Problem description: Using the entries that follow, state how many lines contain "selected", with no other words.
»»
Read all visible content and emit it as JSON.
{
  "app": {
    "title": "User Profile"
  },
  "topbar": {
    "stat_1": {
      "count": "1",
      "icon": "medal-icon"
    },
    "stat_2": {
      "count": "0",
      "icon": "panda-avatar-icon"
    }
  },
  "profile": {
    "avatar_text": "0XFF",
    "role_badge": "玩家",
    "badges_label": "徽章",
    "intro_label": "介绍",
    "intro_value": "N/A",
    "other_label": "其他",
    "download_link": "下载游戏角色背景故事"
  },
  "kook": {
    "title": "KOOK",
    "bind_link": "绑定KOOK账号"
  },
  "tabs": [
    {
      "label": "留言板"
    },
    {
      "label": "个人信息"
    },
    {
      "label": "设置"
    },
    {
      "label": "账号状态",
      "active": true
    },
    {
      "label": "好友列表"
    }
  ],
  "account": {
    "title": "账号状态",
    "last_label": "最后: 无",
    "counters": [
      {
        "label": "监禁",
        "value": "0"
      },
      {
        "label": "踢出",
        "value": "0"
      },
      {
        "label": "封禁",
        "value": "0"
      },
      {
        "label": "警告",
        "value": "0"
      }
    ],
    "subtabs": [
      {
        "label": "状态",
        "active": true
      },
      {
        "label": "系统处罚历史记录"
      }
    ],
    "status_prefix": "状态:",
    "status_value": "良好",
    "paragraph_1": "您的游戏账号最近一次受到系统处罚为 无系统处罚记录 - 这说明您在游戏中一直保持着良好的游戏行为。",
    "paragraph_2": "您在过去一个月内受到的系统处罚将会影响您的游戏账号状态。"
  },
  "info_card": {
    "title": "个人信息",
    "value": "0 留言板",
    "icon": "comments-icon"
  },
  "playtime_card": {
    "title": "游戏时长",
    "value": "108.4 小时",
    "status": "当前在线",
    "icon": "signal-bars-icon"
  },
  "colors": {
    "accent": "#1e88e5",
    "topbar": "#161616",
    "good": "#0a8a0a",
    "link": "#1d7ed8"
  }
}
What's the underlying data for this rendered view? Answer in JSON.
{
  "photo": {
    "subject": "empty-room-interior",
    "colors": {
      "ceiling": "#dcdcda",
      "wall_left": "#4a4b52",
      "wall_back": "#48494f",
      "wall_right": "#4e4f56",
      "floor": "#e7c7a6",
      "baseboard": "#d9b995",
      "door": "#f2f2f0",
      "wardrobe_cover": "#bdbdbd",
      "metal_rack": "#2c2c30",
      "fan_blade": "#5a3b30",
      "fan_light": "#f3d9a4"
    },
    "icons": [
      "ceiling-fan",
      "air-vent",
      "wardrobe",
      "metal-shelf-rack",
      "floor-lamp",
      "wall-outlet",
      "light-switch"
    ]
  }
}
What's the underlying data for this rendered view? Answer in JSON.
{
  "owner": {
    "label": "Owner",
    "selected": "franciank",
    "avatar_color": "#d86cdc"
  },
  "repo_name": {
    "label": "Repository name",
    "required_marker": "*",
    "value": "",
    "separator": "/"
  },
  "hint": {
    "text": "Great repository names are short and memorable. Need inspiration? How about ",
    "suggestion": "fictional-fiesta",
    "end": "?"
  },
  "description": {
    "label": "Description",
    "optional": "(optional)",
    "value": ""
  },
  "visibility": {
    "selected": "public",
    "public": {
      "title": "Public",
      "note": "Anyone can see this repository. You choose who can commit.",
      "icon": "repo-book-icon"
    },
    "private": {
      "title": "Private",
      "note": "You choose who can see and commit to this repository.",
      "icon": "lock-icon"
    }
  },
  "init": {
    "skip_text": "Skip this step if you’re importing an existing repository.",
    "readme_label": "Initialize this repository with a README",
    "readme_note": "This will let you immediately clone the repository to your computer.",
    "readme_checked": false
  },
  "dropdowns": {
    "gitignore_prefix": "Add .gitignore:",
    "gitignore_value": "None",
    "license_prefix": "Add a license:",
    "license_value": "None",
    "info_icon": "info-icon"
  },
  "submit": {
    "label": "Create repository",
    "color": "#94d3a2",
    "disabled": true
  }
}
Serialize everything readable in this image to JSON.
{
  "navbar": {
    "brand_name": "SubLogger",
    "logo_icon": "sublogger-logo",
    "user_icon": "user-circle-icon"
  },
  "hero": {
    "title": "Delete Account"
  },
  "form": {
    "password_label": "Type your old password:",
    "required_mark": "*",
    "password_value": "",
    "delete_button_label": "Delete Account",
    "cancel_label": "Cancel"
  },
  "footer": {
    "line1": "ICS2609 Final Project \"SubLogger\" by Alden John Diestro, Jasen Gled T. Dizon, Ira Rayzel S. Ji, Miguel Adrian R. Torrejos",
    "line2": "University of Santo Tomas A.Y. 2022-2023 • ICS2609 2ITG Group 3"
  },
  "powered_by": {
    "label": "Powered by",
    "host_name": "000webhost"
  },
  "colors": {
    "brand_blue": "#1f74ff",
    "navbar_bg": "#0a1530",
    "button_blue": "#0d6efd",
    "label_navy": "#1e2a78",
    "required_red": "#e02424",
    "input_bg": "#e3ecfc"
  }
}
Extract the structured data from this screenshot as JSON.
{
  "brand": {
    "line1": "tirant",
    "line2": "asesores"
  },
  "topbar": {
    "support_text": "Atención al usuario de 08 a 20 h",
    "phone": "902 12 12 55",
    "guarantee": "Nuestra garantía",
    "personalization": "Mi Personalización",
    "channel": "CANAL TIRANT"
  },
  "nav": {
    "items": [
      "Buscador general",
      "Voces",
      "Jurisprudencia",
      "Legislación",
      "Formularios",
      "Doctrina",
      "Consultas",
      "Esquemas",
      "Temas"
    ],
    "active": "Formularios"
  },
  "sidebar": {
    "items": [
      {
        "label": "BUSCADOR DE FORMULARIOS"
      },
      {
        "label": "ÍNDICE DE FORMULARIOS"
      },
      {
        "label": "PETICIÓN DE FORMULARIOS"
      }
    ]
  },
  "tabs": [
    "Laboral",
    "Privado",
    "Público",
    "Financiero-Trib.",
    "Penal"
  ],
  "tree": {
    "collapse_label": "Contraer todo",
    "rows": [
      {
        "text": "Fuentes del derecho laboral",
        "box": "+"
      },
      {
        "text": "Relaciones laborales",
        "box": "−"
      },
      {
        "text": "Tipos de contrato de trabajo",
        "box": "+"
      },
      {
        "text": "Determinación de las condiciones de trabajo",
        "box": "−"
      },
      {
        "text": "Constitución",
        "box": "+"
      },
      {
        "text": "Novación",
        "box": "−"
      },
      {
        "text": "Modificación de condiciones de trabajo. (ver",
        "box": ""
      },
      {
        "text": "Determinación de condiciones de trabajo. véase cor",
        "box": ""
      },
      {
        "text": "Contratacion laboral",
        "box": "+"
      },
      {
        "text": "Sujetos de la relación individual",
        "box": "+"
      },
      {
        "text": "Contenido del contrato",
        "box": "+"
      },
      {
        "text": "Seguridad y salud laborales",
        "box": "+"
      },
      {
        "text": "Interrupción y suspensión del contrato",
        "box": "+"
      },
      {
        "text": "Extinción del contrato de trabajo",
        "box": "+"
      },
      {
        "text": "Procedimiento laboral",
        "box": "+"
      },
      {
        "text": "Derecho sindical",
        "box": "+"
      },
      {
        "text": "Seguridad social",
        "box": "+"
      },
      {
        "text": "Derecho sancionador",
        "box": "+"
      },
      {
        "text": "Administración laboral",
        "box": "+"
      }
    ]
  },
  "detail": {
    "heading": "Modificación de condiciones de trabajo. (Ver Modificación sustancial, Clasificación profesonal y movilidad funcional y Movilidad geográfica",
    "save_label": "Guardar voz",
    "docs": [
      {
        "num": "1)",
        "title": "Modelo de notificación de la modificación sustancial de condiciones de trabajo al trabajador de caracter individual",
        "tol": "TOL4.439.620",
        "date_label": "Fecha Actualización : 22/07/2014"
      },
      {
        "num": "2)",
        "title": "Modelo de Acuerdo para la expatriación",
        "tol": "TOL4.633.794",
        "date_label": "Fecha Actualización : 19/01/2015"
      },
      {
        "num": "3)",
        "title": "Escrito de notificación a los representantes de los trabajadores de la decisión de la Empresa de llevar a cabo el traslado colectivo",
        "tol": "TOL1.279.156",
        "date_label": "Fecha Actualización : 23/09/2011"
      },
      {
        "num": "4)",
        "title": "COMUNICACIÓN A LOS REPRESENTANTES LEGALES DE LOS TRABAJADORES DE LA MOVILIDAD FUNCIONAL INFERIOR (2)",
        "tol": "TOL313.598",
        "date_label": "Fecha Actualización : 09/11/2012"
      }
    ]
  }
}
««
Exercise response: 2